RECORDS FOR THE TASK
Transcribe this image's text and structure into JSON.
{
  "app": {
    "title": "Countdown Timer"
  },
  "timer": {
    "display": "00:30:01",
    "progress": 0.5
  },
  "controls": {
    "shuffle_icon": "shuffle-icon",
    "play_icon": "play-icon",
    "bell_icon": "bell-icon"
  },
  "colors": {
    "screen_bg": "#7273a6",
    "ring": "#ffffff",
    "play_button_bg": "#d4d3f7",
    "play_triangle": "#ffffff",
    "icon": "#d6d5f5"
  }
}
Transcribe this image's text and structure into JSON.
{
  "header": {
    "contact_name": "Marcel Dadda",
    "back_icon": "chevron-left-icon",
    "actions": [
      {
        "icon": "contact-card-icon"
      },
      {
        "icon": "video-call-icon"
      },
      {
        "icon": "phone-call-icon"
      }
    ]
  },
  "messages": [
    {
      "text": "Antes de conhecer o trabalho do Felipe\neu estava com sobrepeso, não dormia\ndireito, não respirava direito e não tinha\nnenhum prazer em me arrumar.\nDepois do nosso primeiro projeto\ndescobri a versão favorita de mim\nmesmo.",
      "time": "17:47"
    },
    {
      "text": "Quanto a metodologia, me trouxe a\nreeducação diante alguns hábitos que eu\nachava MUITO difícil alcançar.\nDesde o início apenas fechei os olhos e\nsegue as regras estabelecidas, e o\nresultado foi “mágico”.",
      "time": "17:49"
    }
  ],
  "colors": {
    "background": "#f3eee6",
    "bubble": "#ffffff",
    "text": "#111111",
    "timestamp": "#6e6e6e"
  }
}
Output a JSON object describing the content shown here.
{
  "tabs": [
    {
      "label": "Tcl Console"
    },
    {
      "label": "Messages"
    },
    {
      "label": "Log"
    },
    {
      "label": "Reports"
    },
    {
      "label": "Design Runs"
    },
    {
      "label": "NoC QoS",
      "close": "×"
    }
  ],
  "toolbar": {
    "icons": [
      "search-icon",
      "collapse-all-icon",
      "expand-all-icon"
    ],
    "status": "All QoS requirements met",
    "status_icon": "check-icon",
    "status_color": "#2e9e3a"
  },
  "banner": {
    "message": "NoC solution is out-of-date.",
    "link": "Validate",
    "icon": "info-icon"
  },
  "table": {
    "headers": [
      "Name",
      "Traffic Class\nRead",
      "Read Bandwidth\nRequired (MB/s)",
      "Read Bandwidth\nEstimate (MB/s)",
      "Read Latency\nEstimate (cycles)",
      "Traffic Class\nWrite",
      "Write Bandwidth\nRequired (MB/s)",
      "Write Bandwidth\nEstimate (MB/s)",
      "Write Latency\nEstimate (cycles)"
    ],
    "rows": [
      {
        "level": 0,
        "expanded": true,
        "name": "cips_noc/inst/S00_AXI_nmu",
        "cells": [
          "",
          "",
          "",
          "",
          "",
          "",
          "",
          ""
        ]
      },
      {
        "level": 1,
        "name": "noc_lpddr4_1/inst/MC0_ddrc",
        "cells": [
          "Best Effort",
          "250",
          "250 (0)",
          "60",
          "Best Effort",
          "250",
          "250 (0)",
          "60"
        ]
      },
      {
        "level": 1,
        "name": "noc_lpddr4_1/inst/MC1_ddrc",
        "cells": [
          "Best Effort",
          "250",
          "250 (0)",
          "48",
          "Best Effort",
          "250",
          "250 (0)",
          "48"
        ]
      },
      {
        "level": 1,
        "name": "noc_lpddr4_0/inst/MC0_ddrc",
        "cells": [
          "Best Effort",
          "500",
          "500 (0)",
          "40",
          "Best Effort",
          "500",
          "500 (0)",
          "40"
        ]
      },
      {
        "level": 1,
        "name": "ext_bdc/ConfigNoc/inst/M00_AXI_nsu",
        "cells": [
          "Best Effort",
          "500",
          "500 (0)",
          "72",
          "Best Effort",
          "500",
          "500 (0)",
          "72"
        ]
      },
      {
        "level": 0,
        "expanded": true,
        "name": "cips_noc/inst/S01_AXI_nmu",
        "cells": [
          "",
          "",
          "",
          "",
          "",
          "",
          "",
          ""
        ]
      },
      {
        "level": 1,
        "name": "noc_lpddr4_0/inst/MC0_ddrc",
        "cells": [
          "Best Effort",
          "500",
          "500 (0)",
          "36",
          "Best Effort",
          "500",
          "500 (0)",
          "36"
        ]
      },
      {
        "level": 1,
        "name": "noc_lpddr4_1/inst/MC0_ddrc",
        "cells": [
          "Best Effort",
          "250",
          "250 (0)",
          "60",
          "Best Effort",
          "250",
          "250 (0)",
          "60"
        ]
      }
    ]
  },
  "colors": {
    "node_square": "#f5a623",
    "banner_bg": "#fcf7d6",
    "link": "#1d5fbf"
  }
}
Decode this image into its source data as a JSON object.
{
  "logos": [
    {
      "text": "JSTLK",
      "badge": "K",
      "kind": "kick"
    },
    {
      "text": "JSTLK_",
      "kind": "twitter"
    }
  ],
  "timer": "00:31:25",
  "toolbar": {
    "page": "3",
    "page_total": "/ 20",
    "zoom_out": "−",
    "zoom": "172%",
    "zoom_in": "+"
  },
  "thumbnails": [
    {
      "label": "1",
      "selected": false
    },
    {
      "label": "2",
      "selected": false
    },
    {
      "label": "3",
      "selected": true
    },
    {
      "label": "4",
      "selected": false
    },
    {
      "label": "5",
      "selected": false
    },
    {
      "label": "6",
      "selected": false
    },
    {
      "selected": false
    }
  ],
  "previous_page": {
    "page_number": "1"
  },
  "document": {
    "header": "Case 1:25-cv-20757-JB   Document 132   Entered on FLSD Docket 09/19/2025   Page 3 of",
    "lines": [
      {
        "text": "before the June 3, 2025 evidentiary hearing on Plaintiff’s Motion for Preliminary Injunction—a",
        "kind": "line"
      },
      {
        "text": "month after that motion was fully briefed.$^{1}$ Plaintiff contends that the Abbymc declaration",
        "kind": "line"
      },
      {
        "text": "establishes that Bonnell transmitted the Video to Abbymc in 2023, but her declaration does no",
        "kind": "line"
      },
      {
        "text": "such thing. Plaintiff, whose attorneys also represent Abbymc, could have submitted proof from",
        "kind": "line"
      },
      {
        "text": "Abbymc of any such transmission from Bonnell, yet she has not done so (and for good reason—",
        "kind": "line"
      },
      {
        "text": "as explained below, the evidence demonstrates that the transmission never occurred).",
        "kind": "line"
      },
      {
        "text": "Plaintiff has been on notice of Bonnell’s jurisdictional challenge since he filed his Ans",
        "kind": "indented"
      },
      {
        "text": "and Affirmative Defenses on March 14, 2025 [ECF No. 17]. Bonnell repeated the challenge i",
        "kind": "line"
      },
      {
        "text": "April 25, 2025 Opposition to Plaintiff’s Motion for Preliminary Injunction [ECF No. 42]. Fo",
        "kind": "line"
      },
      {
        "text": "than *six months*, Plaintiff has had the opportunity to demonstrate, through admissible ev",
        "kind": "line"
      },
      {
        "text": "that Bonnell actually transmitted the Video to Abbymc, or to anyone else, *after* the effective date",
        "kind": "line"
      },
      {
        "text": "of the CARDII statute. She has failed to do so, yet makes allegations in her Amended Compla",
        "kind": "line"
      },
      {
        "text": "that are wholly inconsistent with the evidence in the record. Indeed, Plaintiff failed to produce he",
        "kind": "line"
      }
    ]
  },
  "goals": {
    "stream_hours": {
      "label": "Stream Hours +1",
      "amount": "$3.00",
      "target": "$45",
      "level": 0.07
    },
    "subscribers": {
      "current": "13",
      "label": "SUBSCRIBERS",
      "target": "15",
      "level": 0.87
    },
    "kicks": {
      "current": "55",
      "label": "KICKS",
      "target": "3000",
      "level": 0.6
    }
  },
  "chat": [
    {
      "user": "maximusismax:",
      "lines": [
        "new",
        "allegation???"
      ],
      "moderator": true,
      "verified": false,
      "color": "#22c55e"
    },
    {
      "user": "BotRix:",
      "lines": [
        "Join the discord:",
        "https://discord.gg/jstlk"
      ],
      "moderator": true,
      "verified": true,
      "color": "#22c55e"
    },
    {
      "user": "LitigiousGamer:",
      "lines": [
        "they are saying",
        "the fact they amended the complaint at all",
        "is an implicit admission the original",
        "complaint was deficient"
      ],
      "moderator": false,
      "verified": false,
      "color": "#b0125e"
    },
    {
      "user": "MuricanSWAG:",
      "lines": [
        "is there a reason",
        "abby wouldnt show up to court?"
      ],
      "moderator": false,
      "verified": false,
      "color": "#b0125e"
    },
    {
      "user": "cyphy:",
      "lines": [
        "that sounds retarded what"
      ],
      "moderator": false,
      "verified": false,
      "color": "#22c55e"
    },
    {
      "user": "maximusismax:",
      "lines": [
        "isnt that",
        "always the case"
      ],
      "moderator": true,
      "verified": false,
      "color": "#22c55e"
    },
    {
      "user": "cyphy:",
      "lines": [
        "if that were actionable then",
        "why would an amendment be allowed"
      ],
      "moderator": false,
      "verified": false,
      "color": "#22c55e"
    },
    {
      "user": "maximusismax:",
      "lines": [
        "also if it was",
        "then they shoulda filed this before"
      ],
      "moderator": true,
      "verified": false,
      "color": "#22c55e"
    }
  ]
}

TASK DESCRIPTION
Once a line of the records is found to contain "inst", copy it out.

RESPONSE TO THE TASK
        "name": "cips_noc/inst/S00_AXI_nmu",
        "name": "noc_lpddr4_1/inst/MC0_ddrc",
        "name": "noc_lpddr4_1/inst/MC1_ddrc",
        "name": "noc_lpddr4_0/inst/MC0_ddrc",
        "name": "ext_bdc/ConfigNoc/inst/M00_AXI_nsu",
        "name": "cips_noc/inst/S01_AXI_nmu",
        "name": "noc_lpddr4_0/inst/MC0_ddrc",
        "name": "noc_lpddr4_1/inst/MC0_ddrc",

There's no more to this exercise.